__SOURCE MATERIAL__.
======
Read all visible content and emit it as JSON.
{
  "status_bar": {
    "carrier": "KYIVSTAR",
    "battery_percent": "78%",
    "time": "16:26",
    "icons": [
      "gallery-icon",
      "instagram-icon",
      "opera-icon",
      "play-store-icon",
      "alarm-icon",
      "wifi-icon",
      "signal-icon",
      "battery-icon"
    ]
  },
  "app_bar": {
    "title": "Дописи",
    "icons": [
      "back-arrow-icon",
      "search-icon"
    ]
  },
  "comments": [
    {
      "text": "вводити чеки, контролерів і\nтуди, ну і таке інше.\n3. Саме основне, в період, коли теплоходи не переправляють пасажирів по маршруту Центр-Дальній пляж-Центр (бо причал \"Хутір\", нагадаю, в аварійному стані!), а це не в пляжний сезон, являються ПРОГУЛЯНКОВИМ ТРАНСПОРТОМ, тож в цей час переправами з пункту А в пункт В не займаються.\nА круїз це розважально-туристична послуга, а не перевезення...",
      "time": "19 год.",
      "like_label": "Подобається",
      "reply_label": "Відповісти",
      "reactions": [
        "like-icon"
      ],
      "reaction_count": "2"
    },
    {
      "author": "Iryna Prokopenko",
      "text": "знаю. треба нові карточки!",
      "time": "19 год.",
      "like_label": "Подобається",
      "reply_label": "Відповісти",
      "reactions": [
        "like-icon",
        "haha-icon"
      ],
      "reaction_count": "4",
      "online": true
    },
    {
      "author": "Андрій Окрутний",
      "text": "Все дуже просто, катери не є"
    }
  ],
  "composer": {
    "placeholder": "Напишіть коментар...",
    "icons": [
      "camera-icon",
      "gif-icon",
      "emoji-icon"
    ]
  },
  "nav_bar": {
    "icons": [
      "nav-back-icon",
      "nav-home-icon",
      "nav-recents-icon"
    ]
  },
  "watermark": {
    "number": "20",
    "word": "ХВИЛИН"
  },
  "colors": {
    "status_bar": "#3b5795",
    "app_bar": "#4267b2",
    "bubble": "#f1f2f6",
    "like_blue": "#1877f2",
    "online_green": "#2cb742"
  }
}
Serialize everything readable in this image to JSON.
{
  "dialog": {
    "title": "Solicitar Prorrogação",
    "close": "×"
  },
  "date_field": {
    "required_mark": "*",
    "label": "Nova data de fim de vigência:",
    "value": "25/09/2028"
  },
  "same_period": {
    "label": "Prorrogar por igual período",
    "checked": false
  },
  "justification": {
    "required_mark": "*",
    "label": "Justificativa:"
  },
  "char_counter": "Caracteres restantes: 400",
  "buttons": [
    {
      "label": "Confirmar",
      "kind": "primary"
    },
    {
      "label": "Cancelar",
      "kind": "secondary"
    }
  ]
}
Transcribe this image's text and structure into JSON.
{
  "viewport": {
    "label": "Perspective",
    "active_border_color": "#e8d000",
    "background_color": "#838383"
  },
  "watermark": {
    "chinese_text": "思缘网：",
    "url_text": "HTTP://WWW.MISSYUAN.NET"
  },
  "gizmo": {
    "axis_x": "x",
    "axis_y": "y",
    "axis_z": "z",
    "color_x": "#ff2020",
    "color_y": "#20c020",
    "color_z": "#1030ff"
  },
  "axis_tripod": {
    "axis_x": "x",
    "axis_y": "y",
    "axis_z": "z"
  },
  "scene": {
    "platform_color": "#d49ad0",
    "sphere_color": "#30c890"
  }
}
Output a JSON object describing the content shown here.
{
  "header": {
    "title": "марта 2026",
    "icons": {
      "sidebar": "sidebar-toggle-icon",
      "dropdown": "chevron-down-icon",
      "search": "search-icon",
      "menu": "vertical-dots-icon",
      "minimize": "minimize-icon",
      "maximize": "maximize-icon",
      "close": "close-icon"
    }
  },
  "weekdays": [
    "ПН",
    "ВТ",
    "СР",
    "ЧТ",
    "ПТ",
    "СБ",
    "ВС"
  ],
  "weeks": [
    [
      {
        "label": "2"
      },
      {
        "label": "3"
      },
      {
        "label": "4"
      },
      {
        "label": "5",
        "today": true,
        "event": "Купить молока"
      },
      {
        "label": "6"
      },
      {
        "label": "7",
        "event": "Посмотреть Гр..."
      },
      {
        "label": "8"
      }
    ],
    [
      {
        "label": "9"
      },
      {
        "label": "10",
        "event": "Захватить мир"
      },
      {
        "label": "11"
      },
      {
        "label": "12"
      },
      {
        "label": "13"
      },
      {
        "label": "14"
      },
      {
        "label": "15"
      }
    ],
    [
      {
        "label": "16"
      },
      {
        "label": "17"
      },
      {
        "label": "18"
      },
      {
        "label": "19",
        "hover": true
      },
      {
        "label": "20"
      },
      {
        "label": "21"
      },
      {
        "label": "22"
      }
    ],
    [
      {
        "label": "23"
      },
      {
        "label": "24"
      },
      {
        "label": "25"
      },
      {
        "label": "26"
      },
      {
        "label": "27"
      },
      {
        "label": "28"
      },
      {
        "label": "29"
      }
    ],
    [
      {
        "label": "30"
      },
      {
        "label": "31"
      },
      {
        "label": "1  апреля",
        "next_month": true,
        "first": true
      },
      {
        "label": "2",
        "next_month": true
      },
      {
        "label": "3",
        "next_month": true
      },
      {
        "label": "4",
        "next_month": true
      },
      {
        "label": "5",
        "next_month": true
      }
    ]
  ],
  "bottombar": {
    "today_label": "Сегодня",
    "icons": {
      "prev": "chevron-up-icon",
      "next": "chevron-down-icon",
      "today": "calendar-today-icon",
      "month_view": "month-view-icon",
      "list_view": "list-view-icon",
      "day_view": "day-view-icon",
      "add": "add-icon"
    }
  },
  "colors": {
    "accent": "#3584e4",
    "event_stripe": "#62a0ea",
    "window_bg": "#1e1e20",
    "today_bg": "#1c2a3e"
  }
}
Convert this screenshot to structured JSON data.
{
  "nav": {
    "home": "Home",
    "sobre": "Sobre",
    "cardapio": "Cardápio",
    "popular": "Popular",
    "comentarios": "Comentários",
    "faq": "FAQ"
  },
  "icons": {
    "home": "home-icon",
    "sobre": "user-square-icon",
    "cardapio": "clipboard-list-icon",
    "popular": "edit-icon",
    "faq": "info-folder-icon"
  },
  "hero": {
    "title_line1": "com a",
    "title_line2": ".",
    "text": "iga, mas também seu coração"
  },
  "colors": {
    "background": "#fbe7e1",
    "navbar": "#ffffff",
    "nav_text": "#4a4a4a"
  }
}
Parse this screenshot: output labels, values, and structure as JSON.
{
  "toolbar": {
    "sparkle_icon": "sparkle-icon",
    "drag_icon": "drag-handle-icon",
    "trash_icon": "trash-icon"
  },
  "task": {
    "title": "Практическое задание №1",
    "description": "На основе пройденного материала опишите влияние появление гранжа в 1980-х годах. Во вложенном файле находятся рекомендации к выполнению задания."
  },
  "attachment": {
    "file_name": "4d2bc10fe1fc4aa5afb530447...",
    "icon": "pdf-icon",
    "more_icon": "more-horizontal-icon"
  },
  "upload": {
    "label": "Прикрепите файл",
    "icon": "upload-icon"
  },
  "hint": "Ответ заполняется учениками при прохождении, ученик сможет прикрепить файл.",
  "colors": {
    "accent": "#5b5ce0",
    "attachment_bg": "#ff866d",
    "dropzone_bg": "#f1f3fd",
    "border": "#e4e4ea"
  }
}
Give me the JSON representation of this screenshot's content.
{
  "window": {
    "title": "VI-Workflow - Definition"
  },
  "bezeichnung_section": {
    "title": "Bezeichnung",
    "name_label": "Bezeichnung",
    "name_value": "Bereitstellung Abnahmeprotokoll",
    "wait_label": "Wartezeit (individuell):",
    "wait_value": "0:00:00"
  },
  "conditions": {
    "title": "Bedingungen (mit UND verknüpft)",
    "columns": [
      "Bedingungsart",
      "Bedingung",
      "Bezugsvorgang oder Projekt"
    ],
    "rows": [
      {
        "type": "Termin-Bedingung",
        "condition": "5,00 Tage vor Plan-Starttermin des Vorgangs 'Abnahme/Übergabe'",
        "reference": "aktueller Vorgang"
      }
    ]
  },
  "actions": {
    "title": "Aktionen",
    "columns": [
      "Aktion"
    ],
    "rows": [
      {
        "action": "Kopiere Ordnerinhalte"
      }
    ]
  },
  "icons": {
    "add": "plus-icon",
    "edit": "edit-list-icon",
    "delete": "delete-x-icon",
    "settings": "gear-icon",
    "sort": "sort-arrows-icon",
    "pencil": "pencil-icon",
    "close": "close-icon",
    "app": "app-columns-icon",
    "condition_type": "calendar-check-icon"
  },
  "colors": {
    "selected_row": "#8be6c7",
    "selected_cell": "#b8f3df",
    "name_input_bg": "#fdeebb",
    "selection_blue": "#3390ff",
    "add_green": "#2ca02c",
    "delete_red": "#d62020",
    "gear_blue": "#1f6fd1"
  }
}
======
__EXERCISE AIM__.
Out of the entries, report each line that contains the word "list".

__TASK OUTPUT__.
      "list_view": "list-view-icon",
    "cardapio": "clipboard-list-icon",
    "edit": "edit-list-icon",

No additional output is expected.